Former human resource director's deceiving employer she had executed arbitration agreement neither implies agreement nor estops her from denying.
In Gorlach v. The Sports Club Company. B233672 (filed October 16, 2012), the Court of Appeal, Second Appellate District, Division Four, affirmed the trial court's denying defendant's motion to compel arbitration. While the defendant conceded that plaintiff never signed a written contract to arbitrate, defendant claimed equitable estoppel or implied-in-fact agreement.
Plaintiff Susan Gorlach resigned as defendant's human resource director in August 2010. Prior to 2010, defendant had no arbitration agreement with its employees. It then revised its employee handbook to contain such an agreement and tasked plaintiff to get all employees to sign. Through July 2010, not all employees had signed, prompting plaintiff to write company executives to consider what to do about employees who failed to sign. She led executives to believe she had signed, when in fact she had not. She resigned August 6, 2010, and later sued defendant for constructive termination including a cause of action claiming paramour sexual harassment.

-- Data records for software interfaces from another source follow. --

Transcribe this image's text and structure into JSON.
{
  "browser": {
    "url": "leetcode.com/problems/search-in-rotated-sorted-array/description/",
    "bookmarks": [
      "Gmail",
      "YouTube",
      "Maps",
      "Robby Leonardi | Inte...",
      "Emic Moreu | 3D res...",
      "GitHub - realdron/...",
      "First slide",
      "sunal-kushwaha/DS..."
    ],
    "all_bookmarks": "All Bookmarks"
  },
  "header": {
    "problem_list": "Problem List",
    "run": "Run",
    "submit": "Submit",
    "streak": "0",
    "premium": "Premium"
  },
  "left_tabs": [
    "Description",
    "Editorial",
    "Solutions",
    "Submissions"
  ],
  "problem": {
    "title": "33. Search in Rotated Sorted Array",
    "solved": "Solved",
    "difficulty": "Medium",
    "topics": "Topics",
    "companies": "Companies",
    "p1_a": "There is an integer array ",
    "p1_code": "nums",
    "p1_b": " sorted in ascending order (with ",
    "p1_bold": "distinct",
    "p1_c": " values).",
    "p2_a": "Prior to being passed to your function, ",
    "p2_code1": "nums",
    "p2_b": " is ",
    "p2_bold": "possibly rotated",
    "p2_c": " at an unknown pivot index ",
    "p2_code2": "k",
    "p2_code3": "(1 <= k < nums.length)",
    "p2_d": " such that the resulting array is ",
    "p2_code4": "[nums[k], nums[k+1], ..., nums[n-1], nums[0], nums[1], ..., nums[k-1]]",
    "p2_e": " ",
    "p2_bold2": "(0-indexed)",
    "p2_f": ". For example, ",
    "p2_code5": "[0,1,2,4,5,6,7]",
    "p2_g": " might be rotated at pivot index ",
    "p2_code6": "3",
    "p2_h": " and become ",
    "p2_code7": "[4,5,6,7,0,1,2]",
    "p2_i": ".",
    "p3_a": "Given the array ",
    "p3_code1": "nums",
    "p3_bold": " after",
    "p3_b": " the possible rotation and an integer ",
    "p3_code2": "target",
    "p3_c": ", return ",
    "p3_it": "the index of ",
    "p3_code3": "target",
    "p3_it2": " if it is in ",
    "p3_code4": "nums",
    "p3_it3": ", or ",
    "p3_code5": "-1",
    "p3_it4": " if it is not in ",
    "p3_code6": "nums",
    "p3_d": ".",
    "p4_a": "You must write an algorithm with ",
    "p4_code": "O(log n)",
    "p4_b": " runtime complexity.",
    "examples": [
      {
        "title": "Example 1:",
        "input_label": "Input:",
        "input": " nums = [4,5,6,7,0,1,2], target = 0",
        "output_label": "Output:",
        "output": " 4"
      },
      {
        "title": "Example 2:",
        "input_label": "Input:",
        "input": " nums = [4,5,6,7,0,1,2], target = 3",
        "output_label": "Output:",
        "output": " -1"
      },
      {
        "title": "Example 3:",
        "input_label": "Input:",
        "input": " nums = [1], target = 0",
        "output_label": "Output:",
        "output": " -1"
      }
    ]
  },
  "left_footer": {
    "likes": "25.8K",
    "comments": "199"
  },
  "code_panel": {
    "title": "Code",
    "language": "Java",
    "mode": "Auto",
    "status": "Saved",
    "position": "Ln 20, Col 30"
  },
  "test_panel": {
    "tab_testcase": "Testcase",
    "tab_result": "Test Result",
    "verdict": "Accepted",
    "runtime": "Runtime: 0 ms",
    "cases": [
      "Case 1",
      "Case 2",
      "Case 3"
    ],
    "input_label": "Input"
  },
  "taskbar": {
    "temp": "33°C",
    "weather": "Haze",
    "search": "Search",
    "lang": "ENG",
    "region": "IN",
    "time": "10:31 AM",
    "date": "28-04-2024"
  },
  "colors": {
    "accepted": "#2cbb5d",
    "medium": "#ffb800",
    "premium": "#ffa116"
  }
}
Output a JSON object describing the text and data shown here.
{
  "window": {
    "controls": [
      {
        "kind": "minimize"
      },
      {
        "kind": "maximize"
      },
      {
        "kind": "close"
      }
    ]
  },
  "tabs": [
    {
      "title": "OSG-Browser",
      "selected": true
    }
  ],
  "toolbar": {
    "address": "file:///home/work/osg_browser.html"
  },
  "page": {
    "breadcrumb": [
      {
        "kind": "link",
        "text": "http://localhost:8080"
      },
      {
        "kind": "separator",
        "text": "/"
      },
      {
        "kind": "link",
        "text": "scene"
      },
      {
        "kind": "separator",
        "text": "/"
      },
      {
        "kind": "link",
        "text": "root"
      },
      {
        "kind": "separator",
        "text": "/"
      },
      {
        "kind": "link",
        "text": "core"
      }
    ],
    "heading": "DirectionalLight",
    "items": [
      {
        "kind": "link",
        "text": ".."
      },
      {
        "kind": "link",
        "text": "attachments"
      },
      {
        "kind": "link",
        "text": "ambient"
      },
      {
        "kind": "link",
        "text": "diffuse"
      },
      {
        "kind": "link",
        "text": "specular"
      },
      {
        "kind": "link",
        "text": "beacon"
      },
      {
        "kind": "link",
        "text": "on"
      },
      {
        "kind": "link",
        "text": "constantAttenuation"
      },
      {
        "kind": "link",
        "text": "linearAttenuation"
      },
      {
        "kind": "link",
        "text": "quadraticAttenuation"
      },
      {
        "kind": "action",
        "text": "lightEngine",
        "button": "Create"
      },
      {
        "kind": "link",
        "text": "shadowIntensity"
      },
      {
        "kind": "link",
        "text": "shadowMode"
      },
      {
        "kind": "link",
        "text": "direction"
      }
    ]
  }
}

Defendant Sports Club moved to compel arbitration contending plaintiff assented to it by her continued employment, yet acknowledging that she had not executed the arbitration agreement. The trial court found that, while plaintiff "intentionally misled" defendant to believe she was "on board" with the new agreement, she never planned on signing it, thus there was no basis to find that an agreement to arbitrate existed between the parties.